Segment Start: DATA PROVIDED

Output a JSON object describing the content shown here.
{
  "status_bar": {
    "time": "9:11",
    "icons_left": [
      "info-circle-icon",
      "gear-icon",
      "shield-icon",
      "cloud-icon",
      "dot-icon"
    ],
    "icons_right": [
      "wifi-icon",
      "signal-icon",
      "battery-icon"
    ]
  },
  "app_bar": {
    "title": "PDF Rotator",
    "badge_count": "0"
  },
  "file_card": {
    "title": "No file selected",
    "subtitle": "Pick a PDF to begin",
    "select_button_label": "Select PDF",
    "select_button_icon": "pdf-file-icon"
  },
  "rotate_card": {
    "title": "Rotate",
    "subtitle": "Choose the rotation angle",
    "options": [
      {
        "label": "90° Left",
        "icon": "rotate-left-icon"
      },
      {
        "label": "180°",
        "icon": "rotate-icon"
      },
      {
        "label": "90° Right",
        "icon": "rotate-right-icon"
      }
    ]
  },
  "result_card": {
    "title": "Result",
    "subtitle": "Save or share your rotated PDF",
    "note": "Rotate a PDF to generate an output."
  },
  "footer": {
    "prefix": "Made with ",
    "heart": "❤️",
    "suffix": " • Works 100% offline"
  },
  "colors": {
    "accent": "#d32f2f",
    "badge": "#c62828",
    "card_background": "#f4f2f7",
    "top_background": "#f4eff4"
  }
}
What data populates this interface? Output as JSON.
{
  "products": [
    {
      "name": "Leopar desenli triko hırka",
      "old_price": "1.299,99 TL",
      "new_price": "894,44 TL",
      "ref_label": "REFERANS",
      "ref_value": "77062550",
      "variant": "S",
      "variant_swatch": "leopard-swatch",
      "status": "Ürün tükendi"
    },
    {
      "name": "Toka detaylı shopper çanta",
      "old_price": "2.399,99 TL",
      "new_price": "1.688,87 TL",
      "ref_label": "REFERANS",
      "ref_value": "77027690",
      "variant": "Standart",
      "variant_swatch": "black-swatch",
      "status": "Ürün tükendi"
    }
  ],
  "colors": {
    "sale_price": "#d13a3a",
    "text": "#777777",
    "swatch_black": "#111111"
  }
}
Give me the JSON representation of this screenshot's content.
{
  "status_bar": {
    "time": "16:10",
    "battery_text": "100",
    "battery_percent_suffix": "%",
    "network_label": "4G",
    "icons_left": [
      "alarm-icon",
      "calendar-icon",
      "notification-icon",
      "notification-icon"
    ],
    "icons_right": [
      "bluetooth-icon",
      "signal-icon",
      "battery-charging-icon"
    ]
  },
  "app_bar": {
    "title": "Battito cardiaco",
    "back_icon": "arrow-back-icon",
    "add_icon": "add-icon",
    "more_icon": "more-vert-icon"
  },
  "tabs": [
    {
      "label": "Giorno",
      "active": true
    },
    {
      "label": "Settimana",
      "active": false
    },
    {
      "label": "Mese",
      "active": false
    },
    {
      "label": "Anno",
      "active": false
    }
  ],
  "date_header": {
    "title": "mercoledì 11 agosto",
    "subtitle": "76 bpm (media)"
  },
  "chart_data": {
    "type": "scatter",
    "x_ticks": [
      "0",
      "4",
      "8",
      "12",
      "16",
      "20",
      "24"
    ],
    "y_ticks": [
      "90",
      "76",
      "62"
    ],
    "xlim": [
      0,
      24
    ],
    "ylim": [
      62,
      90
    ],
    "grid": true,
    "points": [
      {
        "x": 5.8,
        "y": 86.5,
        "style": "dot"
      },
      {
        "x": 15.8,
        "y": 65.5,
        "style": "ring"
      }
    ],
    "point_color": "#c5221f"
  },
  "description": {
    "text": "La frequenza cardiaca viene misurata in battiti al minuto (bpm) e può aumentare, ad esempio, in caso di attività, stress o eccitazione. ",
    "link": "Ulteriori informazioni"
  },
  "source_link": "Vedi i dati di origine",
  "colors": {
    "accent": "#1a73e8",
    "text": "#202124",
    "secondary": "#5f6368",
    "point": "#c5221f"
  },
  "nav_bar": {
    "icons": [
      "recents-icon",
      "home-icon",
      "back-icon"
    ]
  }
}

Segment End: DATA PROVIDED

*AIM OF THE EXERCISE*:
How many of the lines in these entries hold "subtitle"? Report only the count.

*ANSWER FOR THE TASK*:
4